Diabetes and Oral Health: Tips for a Healthy Mouth

Compared to non-diabetics, people with diabetes are more likely to develop chronic disorders such as: 

  • Periodontitis 
  • Bleeding
  • Gum retraction 
  • Dry mouth
  • Gingivitis.

Also, mouth and teeth problems can be a risk element and a complicating factor in glycemic control.

Diabetes is one of the most frequent diseases. Over 400 million people are affected in the world.

Diabetes: How to Prevent Periodontal Diseases

People with diabetes are more exposed to the risk of periodontal disease, especially in phases of glycemic drops or peaks.

Various researches pointed out that diabetes has a close link with periodontitis.

For this, you must inform your dentist to keep everything under control.

Problems associated with diabetes include disorders such as thrush, an infection caused by a fungus growing in the mouth, dry mouth, infections, ulcers, and tooth decay.

When diabetic patients have gum lesions, the pathogenic bacteria inside the oral cavity may enter the body through the capillaries of the gums, causing inflammatory problems.

It is a priority to keep blood glucose levels under control and, of course, avoid smoking.

Stabilizing blood glucose levels can help prevent or relieve the dry mouth that diabetes causes.

What Oral Complications Can a Diabetic Person Expect?

Let’s start with a fact: a diabetic patient has higher risk factors related to oral and periodontal pathologies. But, if the doctor diagnosed them in time, he can effectively treat them.

Here are some tips:

  1. The diabetic patient must control oral infections adequately: the dentist should remove teeth with caries or periodontitis. Then replace them with dental implants. The treatment plan must ensure, above all, a good chewing function.
  1. In the case of therapies, the dentist must explain to the patient in detail the therapy process, the treatment plan, the required number of operations. Also, the dentist must know how much the patient is in control of blood glucose and risk factors.
  1. A fixed prosthesis in a diabetic patient can cause infections. The risk is even higher if the prostheses are of poor quality, causing the accumulation of bacterial plaque. 

To avoid injury to the oral mucosa, both fixed and removable prostheses mustn’t have areas that can irritate the mucous membranes.

Treat your oral hygiene with the utmost care, as well as the hygiene of prostheses, to avoid the onset of fungal infections.

Visit your dentist at least every six months for tartar removal, perfect disinfection, a root planing that will remove plaque and bacteria under the gum.

Ask your dentist for the certificate of conformity of the prosthesis and check with him which material will be the best to use for your prosthesis.

  1. Diabetes also leads to other ailments, such as a reduction in saliva production. Your dentist can give you dietary or pharmacological bits of advice to decrease, contain, and counteract the increase in acidity and keep the mucous membranes well hydrated.

Saliva plays an essential role in our mouth:
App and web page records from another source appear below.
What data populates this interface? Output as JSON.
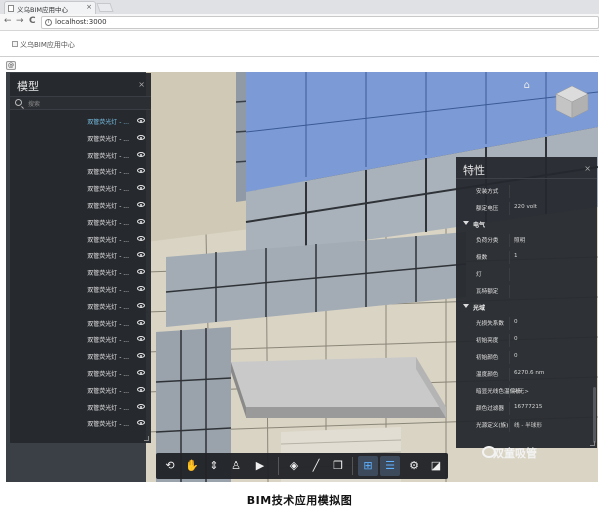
{
  "browser": {
    "tab_title": "义乌BIM应用中心",
    "tab_close": "×",
    "url": "localhost:3000",
    "back": "←",
    "forward": "→",
    "reload": "C"
  },
  "page": {
    "broken_image_alt": "义乌BIM应用中心",
    "small_button": "@"
  },
  "viewer": {
    "home_icon": "home-icon",
    "viewcube_label": "view-cube"
  },
  "model_panel": {
    "title": "模型",
    "close": "×",
    "search_placeholder": "搜索",
    "items": [
      "双管荧光灯 - ...",
      "双管荧光灯 - ...",
      "双管荧光灯 - ...",
      "双管荧光灯 - ...",
      "双管荧光灯 - ...",
      "双管荧光灯 - ...",
      "双管荧光灯 - ...",
      "双管荧光灯 - ...",
      "双管荧光灯 - ...",
      "双管荧光灯 - ...",
      "双管荧光灯 - ...",
      "双管荧光灯 - ...",
      "双管荧光灯 - ...",
      "双管荧光灯 - ...",
      "双管荧光灯 - ...",
      "双管荧光灯 - ...",
      "双管荧光灯 - ...",
      "双管荧光灯 - ...",
      "双管荧光灯 - ..."
    ]
  },
  "props_panel": {
    "title": "特性",
    "close": "×",
    "rows": [
      {
        "type": "prop",
        "key": "安装方式",
        "value": ""
      },
      {
        "type": "prop",
        "key": "额定电压",
        "value": "220 volt"
      },
      {
        "type": "cat",
        "label": "电气"
      },
      {
        "type": "prop",
        "key": "负荷分类",
        "value": "照明"
      },
      {
        "type": "prop",
        "key": "极数",
        "value": "1"
      },
      {
        "type": "prop",
        "key": "灯",
        "value": ""
      },
      {
        "type": "prop",
        "key": "瓦特额定",
        "value": ""
      },
      {
        "type": "cat",
        "label": "光域"
      },
      {
        "type": "prop",
        "key": "光损失系数",
        "value": "0"
      },
      {
        "type": "prop",
        "key": "初始亮度",
        "value": "0"
      },
      {
        "type": "prop",
        "key": "初始颜色",
        "value": "0"
      },
      {
        "type": "prop",
        "key": "温度颜色",
        "value": "6270.6 nm"
      },
      {
        "type": "prop",
        "key": "暗显光线色温偏移",
        "value": "<无>"
      },
      {
        "type": "prop",
        "key": "颜色过滤器",
        "value": "16777215"
      },
      {
        "type": "prop",
        "key": "光源定义(族)",
        "value": "线 - 半球形"
      }
    ]
  },
  "toolbar": {
    "buttons": [
      {
        "name": "orbit-button",
        "glyph": "⟲",
        "active": false
      },
      {
        "name": "pan-button",
        "glyph": "✋",
        "active": false
      },
      {
        "name": "dolly-button",
        "glyph": "⇕",
        "active": false
      },
      {
        "name": "first-person-button",
        "glyph": "♙",
        "active": false
      },
      {
        "name": "camera-button",
        "glyph": "▶",
        "active": false
      },
      {
        "name": "section-button",
        "glyph": "◈",
        "active": false
      },
      {
        "name": "measure-button",
        "glyph": "╱",
        "active": false
      },
      {
        "name": "explode-button",
        "glyph": "❒",
        "active": false
      },
      {
        "name": "model-browser-button",
        "glyph": "⊞",
        "active": true
      },
      {
        "name": "properties-button",
        "glyph": "☰",
        "active": true
      },
      {
        "name": "settings-button",
        "glyph": "⚙",
        "active": false
      },
      {
        "name": "fullscreen-button",
        "glyph": "◪",
        "active": false
      }
    ]
  },
  "watermark": "双童吸管",
  "caption": "BIM技术应用模拟图"
}
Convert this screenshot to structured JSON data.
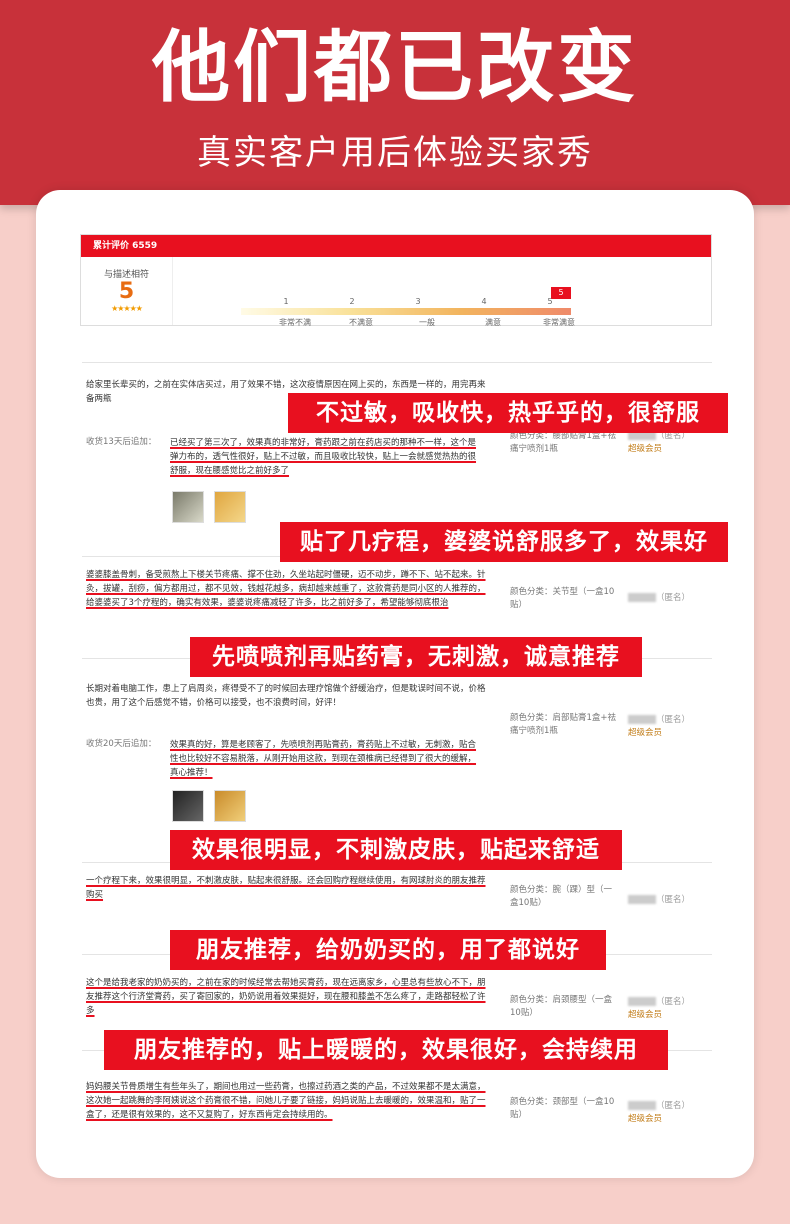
{
  "header": {
    "title": "他们都已改变",
    "subtitle": "真实客户用后体验买家秀"
  },
  "summary": {
    "total_label": "累计评价 6559",
    "match_label": "与描述相符",
    "score": "5",
    "stars": "★★★★★",
    "scale_numbers": [
      "1",
      "2",
      "3",
      "4",
      "5"
    ],
    "scale_words": [
      "非常不满",
      "不满意",
      "一般",
      "满意",
      "非常满意"
    ],
    "selected": "5"
  },
  "reviews": [
    {
      "text": "给家里长辈买的，之前在实体店买过，用了效果不错，这次疫情原因在网上买的，东西是一样的，用完再来备两瓶",
      "followup_label": "收货13天后追加：",
      "followup_text": "已经买了第三次了，效果真的非常好，膏药跟之前在药店买的那种不一样，这个是弹力布的，透气性很好，贴上不过敏，而且吸收比较快，贴上一会就感觉热热的很舒服，现在腰感觉比之前好多了",
      "sku": "颜色分类：腰部贴膏1盒+祛痛宁喷剂1瓶",
      "user": "（匿名）",
      "badge": "超级会员"
    },
    {
      "text": "婆婆膝盖骨刺，备受煎熬上下楼关节疼痛、撑不住劲，久坐站起时僵硬，迈不动步，蹲不下、站不起来。针灸，拔罐，刮痧，偏方都用过，都不见效，钱越花越多，病却越来越重了，这款膏药是同小区的人推荐的，给婆婆买了3个疗程的，确实有效果，婆婆说疼痛减轻了许多，比之前好多了，希望能够彻底根治",
      "sku": "颜色分类：关节型（一盒10贴）",
      "user": "（匿名）"
    },
    {
      "text": "长期对着电脑工作，患上了肩周炎，疼得受不了的时候回去理疗馆做个舒缓治疗，但是耽误时间不说，价格也贵，用了这个后感觉不错，价格可以接受，也不浪费时间，好评！",
      "followup_label": "收货20天后追加：",
      "followup_text": "效果真的好，算是老顾客了，先喷喷剂再贴膏药，膏药贴上不过敏，无刺激，贴合性也比较好不容易脱落，从刚开始用这款，到现在颈椎病已经得到了很大的缓解，真心推荐！",
      "sku": "颜色分类：肩部贴膏1盒+祛痛宁喷剂1瓶",
      "user": "（匿名）",
      "badge": "超级会员"
    },
    {
      "text": "一个疗程下来，效果很明显，不刺激皮肤，贴起来很舒服。还会回购疗程继续使用，有网球肘炎的朋友推荐购买",
      "sku": "颜色分类：腕（踝）型（一盒10贴）",
      "user": "（匿名）"
    },
    {
      "text": "这个是给我老家的奶奶买的，之前在家的时候经常去帮她买膏药，现在远离家乡，心里总有些放心不下，朋友推荐这个行济堂膏药，买了寄回家的，奶奶说用着效果挺好，现在腰和膝盖不怎么疼了，走路都轻松了许多",
      "sku": "颜色分类：肩颈腰型（一盒10贴）",
      "user": "（匿名）",
      "badge": "超级会员"
    },
    {
      "text": "妈妈腰关节骨质增生有些年头了，期间也用过一些药膏，也擦过药酒之类的产品，不过效果都不是太满意，这次她一起跳舞的李阿姨说这个药膏很不错，问她儿子要了链接，妈妈说贴上去暖暖的，效果温和，贴了一盒了，还是很有效果的，这不又复购了，好东西肯定会持续用的。",
      "sku": "颜色分类：颈部型（一盒10贴）",
      "user": "（匿名）",
      "badge": "超级会员"
    }
  ],
  "banners": [
    "不过敏，吸收快，热乎乎的，很舒服",
    "贴了几疗程，婆婆说舒服多了，效果好",
    "先喷喷剂再贴药膏，无刺激，诚意推荐",
    "效果很明显，不刺激皮肤，贴起来舒适",
    "朋友推荐，给奶奶买的，用了都说好",
    "朋友推荐的，贴上暖暖的，效果很好，会持续用"
  ]
}
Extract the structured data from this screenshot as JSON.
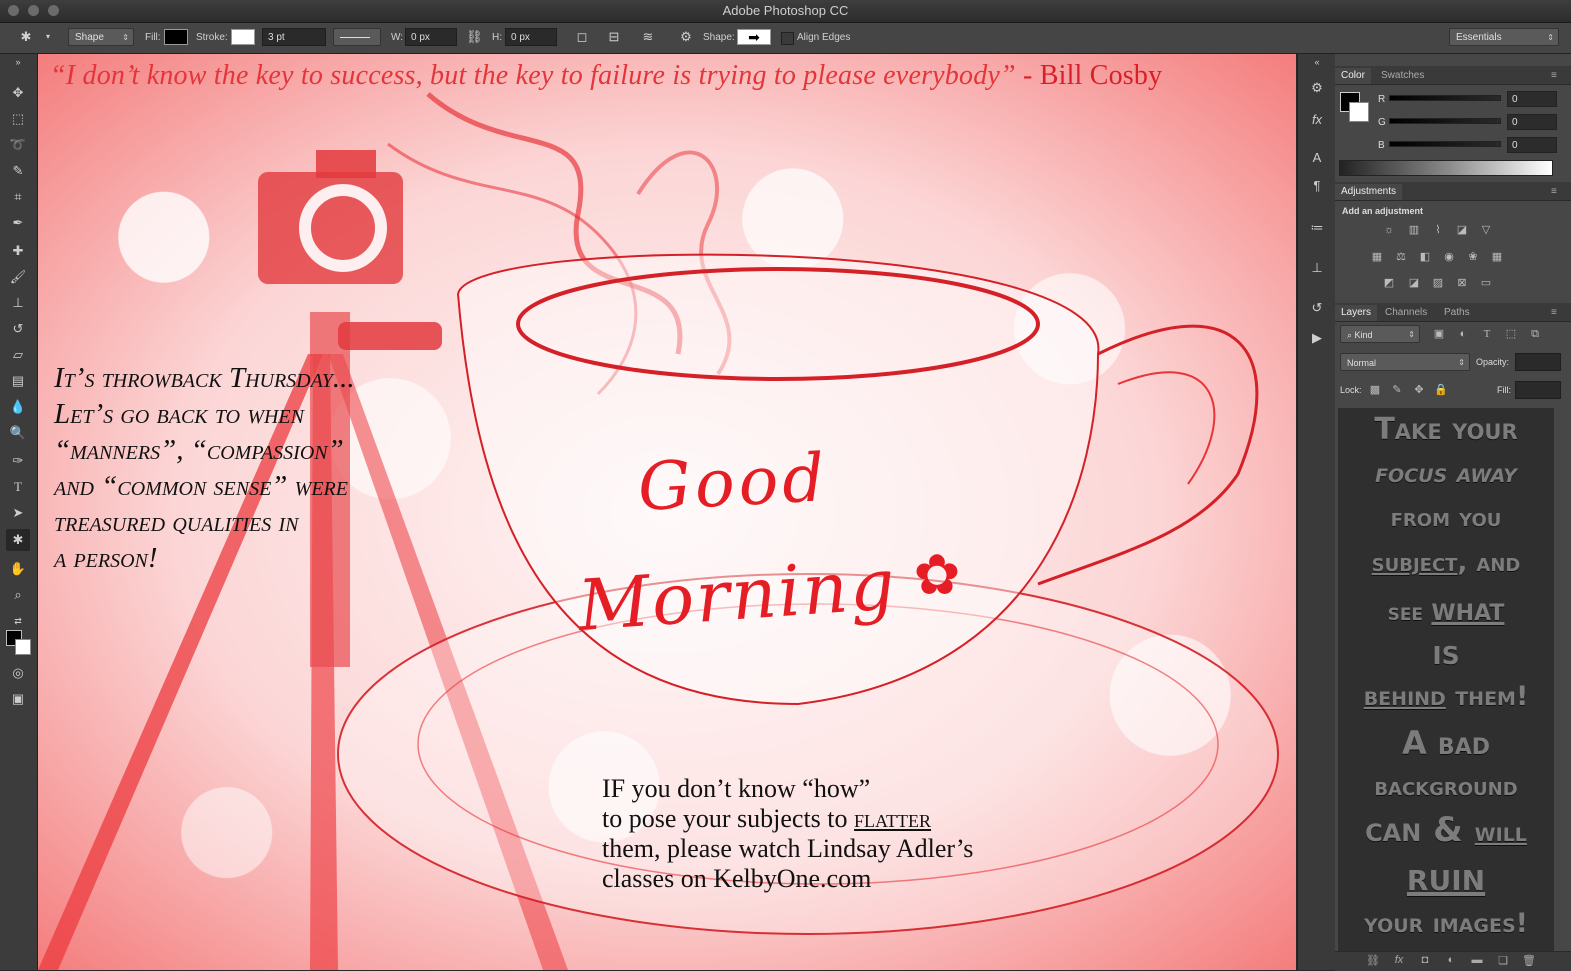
{
  "app": {
    "title": "Adobe Photoshop CC"
  },
  "options_bar": {
    "tool_mode": "Shape",
    "fill_label": "Fill:",
    "stroke_label": "Stroke:",
    "stroke_width": "3 pt",
    "w_label": "W:",
    "w_value": "0 px",
    "h_label": "H:",
    "h_value": "0 px",
    "shape_label": "Shape:",
    "align_edges": "Align Edges",
    "workspace": "Essentials"
  },
  "canvas": {
    "quote_text": "“I don’t know the key to success, but the key to failure is trying to please everybody”",
    "quote_author": " - Bill Cosby",
    "tbt_lines": [
      "It’s throwback Thursday...",
      "Let’s go back to when",
      "“manners”, “compassion”",
      "and “common sense” were",
      "treasured qualities in",
      "a person!"
    ],
    "good": "Good",
    "morning": "Morning",
    "ifyou_line1": "IF you don’t know “how”",
    "ifyou_line2_a": "to pose your subjects to ",
    "ifyou_line2_b": "flatter",
    "ifyou_line3": "them, please watch Lindsay Adler’s",
    "ifyou_line4": "classes on KelbyOne.com"
  },
  "panels": {
    "color_tab": "Color",
    "swatches_tab": "Swatches",
    "r_label": "R",
    "g_label": "G",
    "b_label": "B",
    "r_value": "0",
    "g_value": "0",
    "b_value": "0",
    "adjustments_tab": "Adjustments",
    "add_adjustment": "Add an adjustment",
    "layers_tab": "Layers",
    "channels_tab": "Channels",
    "paths_tab": "Paths",
    "kind": "Kind",
    "blend_mode": "Normal",
    "opacity_label": "Opacity:",
    "lock_label": "Lock:",
    "fill_label": "Fill:"
  },
  "side_text": {
    "l1": "Take your",
    "l2": "focus away",
    "l3": "from you",
    "l4a": "subject",
    "l4b": ", and",
    "l5a": "see ",
    "l5b": "what",
    "l6": "is",
    "l7a": "behind",
    "l7b": " them!",
    "l8": "A bad",
    "l9": "background",
    "l10a": "can & ",
    "l10b": "will",
    "l11": "ruin",
    "l12": "your images!"
  },
  "colors": {
    "accent_red": "#e51e25",
    "panel_bg": "#474747",
    "ui_dark": "#282828"
  }
}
  • It keeps the oral cavity structures healthy through its buffering capacity, that is to keep the pH constant and neutral, avoiding that the acid substances we take can corrode the teeth.
  • It participates in the digestion process by diluting and eliminating sugars and other substances coming through food.
  • It contributes to controlling oral infections through its microbial action.

In diabetic patients, there are a couple of complications to pay attention to like sweeter saliva.

Numerous studies have shown that on average the saliva of the patient with diabetes has a quantity of glucose higher than the standard population, concerning the concentration of sugar in the blood. 

On the one hand, it could be an advantage, since it could allow less invasive blood sugar control. But on the other hand, it provides fertile ground for bacterial proliferation in the oral cavity.

How can the Patient avoid all of this?

  • Always check your blood glucose levels. It is of fundamental importance to follow the instructions of your doctor about the drug therapy and the diet that is most suitable for you.
  • Take care of your teeth and gums. To do this, you need to brush your teeth correctly with suitable toothpaste (ask your trusted specialist for advice on which product to use) for at least 2 minutes and at least 2 times a day. Make sure you have brushed their entire surface!
  • It is important to use dental floss to clean the spaces between the teeth. Ask your dentist for directions, he will be able to explain how to do it in the best way to remove as much plaque as possible.
  • Make appointments for regular checkups every six months with your dentist. Teeth cleaning and an early diagnosis is essential to keep gums and teeth healthy and to avoid the irreversible damage of periodontitis.
  • People with diabetes have special needs. Keep your dentist and dental hygienist informed of your state of health and of any medications you take.
  • If you wear dentures, clean and remove them every day.
  • Avoid dry mouth. Drinking plenty of water and chewing sugar-free gum can help stimulate saliva production.
  • If you smoke, try quitting. 

Author bio:

Dr. Nabil Mockbil is an Orthodontist who received his DDS in 2001 from Umea University in Sweden, regarded as having the best dentist programme in Sweden for undergraduates. He’s now the founder of Swedish Dental Clinic in Dubai